▶ WHAT IS NEEDED:
What lines of the data below include the word "Gabon"? Report them by copying each.

[Opening ENTRIES SUPPLIED section]

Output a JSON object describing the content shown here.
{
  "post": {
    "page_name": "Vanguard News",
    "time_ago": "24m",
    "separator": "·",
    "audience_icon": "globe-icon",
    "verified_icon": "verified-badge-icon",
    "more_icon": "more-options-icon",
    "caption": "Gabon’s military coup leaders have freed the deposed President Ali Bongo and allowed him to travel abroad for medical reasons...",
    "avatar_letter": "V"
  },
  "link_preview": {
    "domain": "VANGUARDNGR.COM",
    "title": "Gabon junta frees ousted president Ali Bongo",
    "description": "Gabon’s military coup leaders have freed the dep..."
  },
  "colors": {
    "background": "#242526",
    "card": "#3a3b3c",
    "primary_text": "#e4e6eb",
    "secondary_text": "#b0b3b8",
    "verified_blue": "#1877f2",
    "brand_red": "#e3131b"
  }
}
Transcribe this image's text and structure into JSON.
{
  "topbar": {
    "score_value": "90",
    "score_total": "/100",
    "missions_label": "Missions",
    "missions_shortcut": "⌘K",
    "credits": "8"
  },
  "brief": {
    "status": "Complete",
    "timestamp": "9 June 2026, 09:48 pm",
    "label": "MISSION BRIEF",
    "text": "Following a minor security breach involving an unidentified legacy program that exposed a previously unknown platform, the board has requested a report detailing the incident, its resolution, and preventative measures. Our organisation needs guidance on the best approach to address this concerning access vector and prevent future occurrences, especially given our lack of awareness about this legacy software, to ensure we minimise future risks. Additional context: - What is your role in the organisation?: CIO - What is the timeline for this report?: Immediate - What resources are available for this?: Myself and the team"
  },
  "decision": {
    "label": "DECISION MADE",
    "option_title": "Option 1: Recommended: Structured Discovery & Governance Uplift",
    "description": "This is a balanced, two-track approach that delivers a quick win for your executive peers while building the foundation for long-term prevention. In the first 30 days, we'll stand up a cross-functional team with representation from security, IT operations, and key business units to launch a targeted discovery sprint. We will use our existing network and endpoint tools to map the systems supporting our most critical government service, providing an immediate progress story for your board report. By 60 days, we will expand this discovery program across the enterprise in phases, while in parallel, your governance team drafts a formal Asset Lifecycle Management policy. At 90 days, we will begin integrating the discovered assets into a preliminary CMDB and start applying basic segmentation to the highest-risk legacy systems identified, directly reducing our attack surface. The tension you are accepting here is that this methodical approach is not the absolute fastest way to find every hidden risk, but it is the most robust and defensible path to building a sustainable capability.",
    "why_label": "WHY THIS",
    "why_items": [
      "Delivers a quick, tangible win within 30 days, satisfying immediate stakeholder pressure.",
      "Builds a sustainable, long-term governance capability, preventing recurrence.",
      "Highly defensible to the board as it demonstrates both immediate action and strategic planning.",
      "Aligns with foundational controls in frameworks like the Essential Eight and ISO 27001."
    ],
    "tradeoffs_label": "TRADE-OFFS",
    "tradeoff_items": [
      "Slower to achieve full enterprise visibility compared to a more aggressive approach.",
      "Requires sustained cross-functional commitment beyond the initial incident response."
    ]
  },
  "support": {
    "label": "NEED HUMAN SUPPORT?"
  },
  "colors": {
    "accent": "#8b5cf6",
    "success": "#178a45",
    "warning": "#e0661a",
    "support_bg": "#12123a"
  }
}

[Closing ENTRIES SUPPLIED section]

▶ RESPONSE TO THIS EXERCISE:
    "caption": "Gabon’s military coup leaders have freed the deposed President Ali Bongo and allowed him to travel abroad for medical reasons...",
    "title": "Gabon junta frees ousted president Ali Bongo",
    "description": "Gabon’s military coup leaders have freed the dep..."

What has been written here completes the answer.